The CNY-denominated bond market is little exposed to Evergrande’s debt while the USD-denominated bond market in Asia is more exposed, at 2% of high yield.
Evergrande made a $35.9 million coupon payment to CNY bondholders on Thursday, September 22nd. However, the firm still has $700 million in payments due through January, mostly to USD bondholders. The company will have to negotiate with USD creditors to make these payments in order to stave off a default.
We believe that neither a disorderly default nor a complete government bailout are likely. The most likely outcome is a government-facilitated debt restructuring, which appears to already be underway.
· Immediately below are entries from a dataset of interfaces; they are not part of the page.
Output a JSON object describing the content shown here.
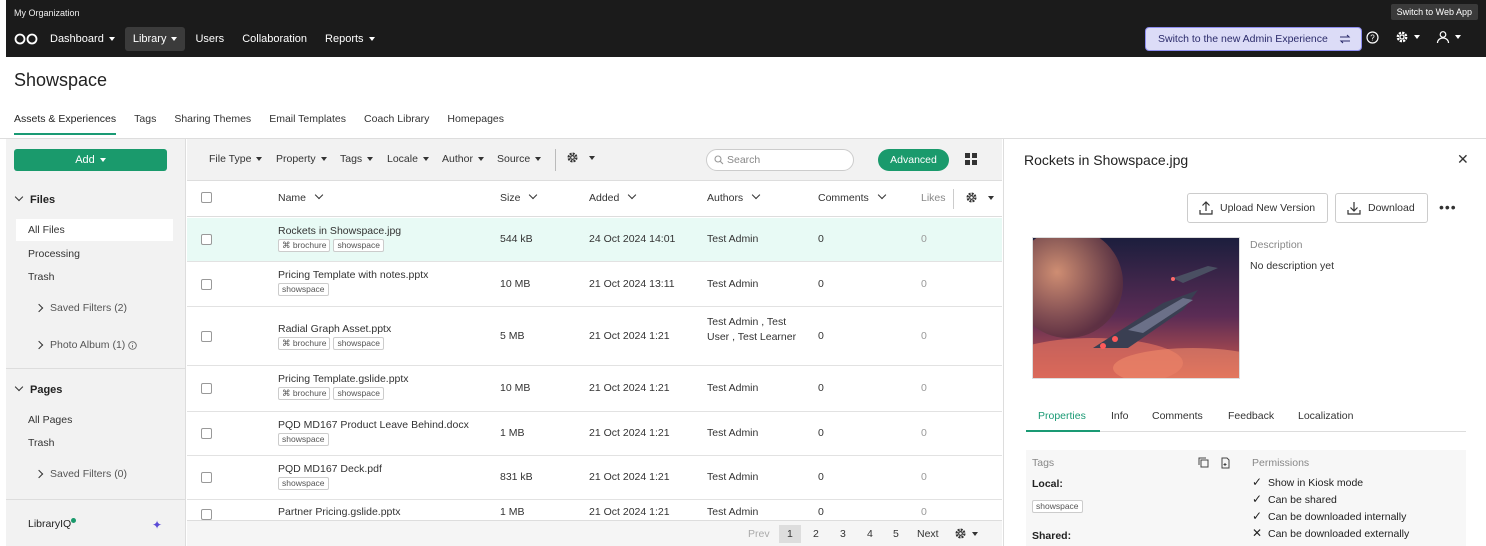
{
  "topbar": {
    "org": "My Organization",
    "switch_web_app": "Switch to Web App",
    "nav": [
      {
        "label": "Dashboard",
        "caret": true,
        "active": false
      },
      {
        "label": "Library",
        "caret": true,
        "active": true
      },
      {
        "label": "Users",
        "caret": false,
        "active": false
      },
      {
        "label": "Collaboration",
        "caret": false,
        "active": false
      },
      {
        "label": "Reports",
        "caret": true,
        "active": false
      }
    ],
    "new_admin": "Switch to the new Admin Experience"
  },
  "page": {
    "title": "Showspace",
    "tabs": [
      "Assets & Experiences",
      "Tags",
      "Sharing Themes",
      "Email Templates",
      "Coach Library",
      "Homepages"
    ]
  },
  "sidebar": {
    "add_label": "Add",
    "files_header": "Files",
    "all_files": "All Files",
    "processing": "Processing",
    "trash": "Trash",
    "saved_filters": "Saved Filters (2)",
    "photo_album": "Photo Album (1)",
    "pages_header": "Pages",
    "all_pages": "All Pages",
    "pages_trash": "Trash",
    "pages_saved_filters": "Saved Filters (0)",
    "libraryiq": "LibraryIQ"
  },
  "filters": [
    "File Type",
    "Property",
    "Tags",
    "Locale",
    "Author",
    "Source"
  ],
  "search": {
    "placeholder": "Search"
  },
  "advanced_label": "Advanced",
  "table": {
    "headers": {
      "name": "Name",
      "size": "Size",
      "added": "Added",
      "authors": "Authors",
      "comments": "Comments",
      "likes": "Likes"
    },
    "rows": [
      {
        "name": "Rockets in Showspace.jpg",
        "tags": [
          {
            "t": "brochure",
            "icon": true
          },
          {
            "t": "showspace",
            "icon": false
          }
        ],
        "size": "544 kB",
        "added": "24 Oct 2024 14:01",
        "authors": "Test Admin",
        "comments": "0",
        "likes": "0"
      },
      {
        "name": "Pricing Template with notes.pptx",
        "tags": [
          {
            "t": "showspace",
            "icon": false
          }
        ],
        "size": "10 MB",
        "added": "21 Oct 2024 13:11",
        "authors": "Test Admin",
        "comments": "0",
        "likes": "0"
      },
      {
        "name": "Radial Graph Asset.pptx",
        "tags": [
          {
            "t": "brochure",
            "icon": true
          },
          {
            "t": "showspace",
            "icon": false
          }
        ],
        "size": "5 MB",
        "added": "21 Oct 2024 1:21",
        "authors": "Test Admin , Test User , Test Learner",
        "comments": "0",
        "likes": "0"
      },
      {
        "name": "Pricing Template.gslide.pptx",
        "tags": [
          {
            "t": "brochure",
            "icon": true
          },
          {
            "t": "showspace",
            "icon": false
          }
        ],
        "size": "10 MB",
        "added": "21 Oct 2024 1:21",
        "authors": "Test Admin",
        "comments": "0",
        "likes": "0"
      },
      {
        "name": "PQD MD167 Product Leave Behind.docx",
        "tags": [
          {
            "t": "showspace",
            "icon": false
          }
        ],
        "size": "1 MB",
        "added": "21 Oct 2024 1:21",
        "authors": "Test Admin",
        "comments": "0",
        "likes": "0"
      },
      {
        "name": "PQD MD167 Deck.pdf",
        "tags": [
          {
            "t": "showspace",
            "icon": false
          }
        ],
        "size": "831 kB",
        "added": "21 Oct 2024 1:21",
        "authors": "Test Admin",
        "comments": "0",
        "likes": "0"
      },
      {
        "name": "Partner Pricing.gslide.pptx",
        "tags": [],
        "size": "1 MB",
        "added": "21 Oct 2024 1:21",
        "authors": "Test Admin",
        "comments": "0",
        "likes": "0"
      }
    ]
  },
  "pagination": {
    "prev": "Prev",
    "pages": [
      "1",
      "2",
      "3",
      "4",
      "5"
    ],
    "next": "Next"
  },
  "detail": {
    "title": "Rockets in Showspace.jpg",
    "upload_label": "Upload New Version",
    "download_label": "Download",
    "description_label": "Description",
    "description_value": "No description yet",
    "tabs": [
      "Properties",
      "Info",
      "Comments",
      "Feedback",
      "Localization"
    ],
    "tags_label": "Tags",
    "local_label": "Local:",
    "local_tag": "showspace",
    "shared_label": "Shared:",
    "permissions_label": "Permissions",
    "permissions": [
      {
        "label": "Show in Kiosk mode",
        "enabled": true
      },
      {
        "label": "Can be shared",
        "enabled": true
      },
      {
        "label": "Can be downloaded internally",
        "enabled": true
      },
      {
        "label": "Can be downloaded externally",
        "enabled": false
      }
    ]
  },
  "colors": {
    "accent": "#1a9a6c",
    "topbar": "#1b1b1b",
    "selected_row": "#e8faf5"
  }
}
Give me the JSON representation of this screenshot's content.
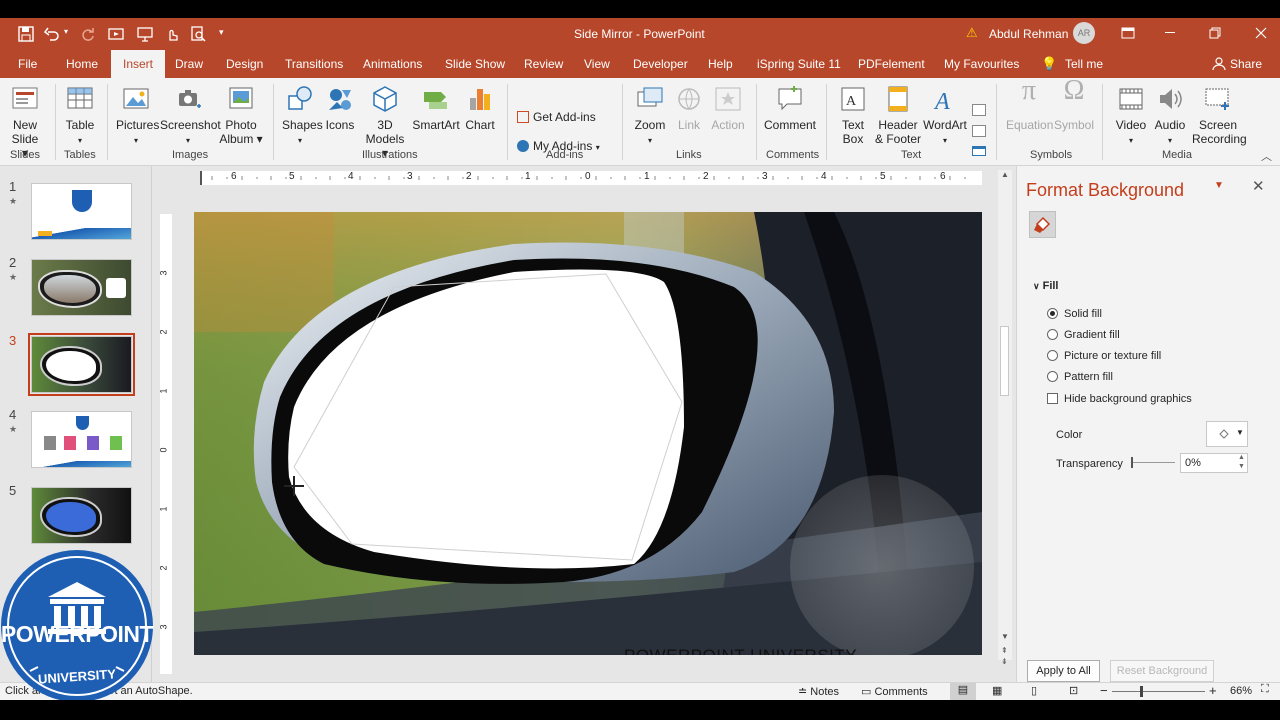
{
  "window": {
    "title": "Side Mirror  -  PowerPoint",
    "user_name": "Abdul Rehman",
    "user_initials": "AR",
    "share_label": "Share"
  },
  "tabs": [
    "File",
    "Home",
    "Insert",
    "Draw",
    "Design",
    "Transitions",
    "Animations",
    "Slide Show",
    "Review",
    "View",
    "Developer",
    "Help",
    "iSpring Suite 11",
    "PDFelement",
    "My Favourites",
    "Tell me"
  ],
  "active_tab": "Insert",
  "ribbon": {
    "new_slide": "New\nSlide",
    "table": "Table",
    "pictures": "Pictures",
    "screenshot": "Screenshot",
    "photo_album": "Photo\nAlbum",
    "shapes": "Shapes",
    "icons": "Icons",
    "models_3d": "3D\nModels",
    "smartart": "SmartArt",
    "chart": "Chart",
    "get_addins": "Get Add-ins",
    "my_addins": "My Add-ins",
    "zoom": "Zoom",
    "link": "Link",
    "action": "Action",
    "comment": "Comment",
    "text_box": "Text\nBox",
    "header_footer": "Header\n& Footer",
    "wordart": "WordArt",
    "equation": "Equation",
    "symbol": "Symbol",
    "video": "Video",
    "audio": "Audio",
    "screen_recording": "Screen\nRecording",
    "groups": {
      "slides": "Slides",
      "tables": "Tables",
      "images": "Images",
      "illustrations": "Illustrations",
      "addins": "Add-ins",
      "links": "Links",
      "comments": "Comments",
      "text": "Text",
      "symbols": "Symbols",
      "media": "Media"
    }
  },
  "ruler": {
    "h_ticks": [
      "6",
      "5",
      "4",
      "3",
      "2",
      "1",
      "0",
      "1",
      "2",
      "3",
      "4",
      "5",
      "6"
    ],
    "v_ticks": [
      "3",
      "2",
      "1",
      "0",
      "1",
      "2",
      "3"
    ]
  },
  "slides": [
    {
      "num": "1",
      "starred": true
    },
    {
      "num": "2",
      "starred": true
    },
    {
      "num": "3",
      "starred": false,
      "selected": true
    },
    {
      "num": "4",
      "starred": true
    },
    {
      "num": "5",
      "starred": false
    }
  ],
  "slide_watermark": "POWERPOINT UNIVERSITY",
  "logo": {
    "top": "POWERPOINT",
    "bottom": "UNIVERSITY"
  },
  "format_pane": {
    "title": "Format Background",
    "section": "Fill",
    "options": [
      "Solid fill",
      "Gradient fill",
      "Picture or texture fill",
      "Pattern fill"
    ],
    "selected_option": "Solid fill",
    "hide_graphics": "Hide background graphics",
    "color_label": "Color",
    "transparency_label": "Transparency",
    "transparency_value": "0%",
    "apply_all": "Apply to All",
    "reset": "Reset Background"
  },
  "status": {
    "message": "Click and drag to insert an AutoShape.",
    "notes": "Notes",
    "comments": "Comments",
    "zoom": "66%"
  },
  "colors": {
    "accent": "#b7472a",
    "selection": "#c43e1c",
    "logo_blue": "#1e5fb3"
  }
}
The government has stressed that Evergrande’s debt should be resolved through a market-oriented approach while preventing systemic risks in the process and ensuring stable operations at Evergrande’s projects. While the government will not guarantee Evergrande’s debt, it will facilitate restructuring and bankruptcy proceedings. All legal proceedings against the company have already been centralized in a court in Guangzhou. Furthermore, the government is corralling banks to form a creditors’ union.
Evergrande’s story is intertwined with the story of China’s ongoing economic transformation. Investors in emerging markets often lean on real estate to passively capitalize on a high rate of economic growth. However, shifting market dynamics are causing China’s savings mix to increasingly resemble a developed market. Evergrande’s recent trouble is a symptom, not a cause, of this new reality. China’s future growth will be supported by industries such as internet services, information technology, health care, and consumer products. Furthermore, China’s public will be taking advantage of investing in growing companies, not only housing, as seen in traditional developed markets.
The restructuring of Evergrande will be an important test for China’s still developing bankruptcy laws. If successful, the government’s actions here will serve as an example for future cases and even other Asian governments with fledgling bankruptcy and default provisions.
Evergrande’s restructuring was a long-time coming and is a symptom, rather than a cause, of China’s ongoing economic transformation. While the developer’s uncertain future has sent shockwaves through global commodity, fixed income, and equity markets, it may ring in a new age of Asia investing.
- Bloomberg Businessweek. “Evergrande Debt Crisis Is Financial Stress Test No One Wanted,” Bloomberg. July 22, 2021.
- Data from CICC Research as of February 9, 2021.
- Data from World Federation of Exchanges as of January, 2021.
- Wilson, Barry. “Xi Jinping says houses are ‘for living in, not speculation’. But is Hong Kong listening?” South Morning Post. November 12, 2017.
High Yield: The term ‘high yield’ refers to the quality of a company’s credit. To be considered a high yield issue, the company must be rated lower than ‘BBB’ by Standard and Poor’s or Moody’s. Anything ‘BBB’ or above is considered investment grade.
China CNY Onshore Bond Market: All debt securities traded publicly in China and denominated in Renminbi (RMB or CNY), the official currency of the People’s Republic of China.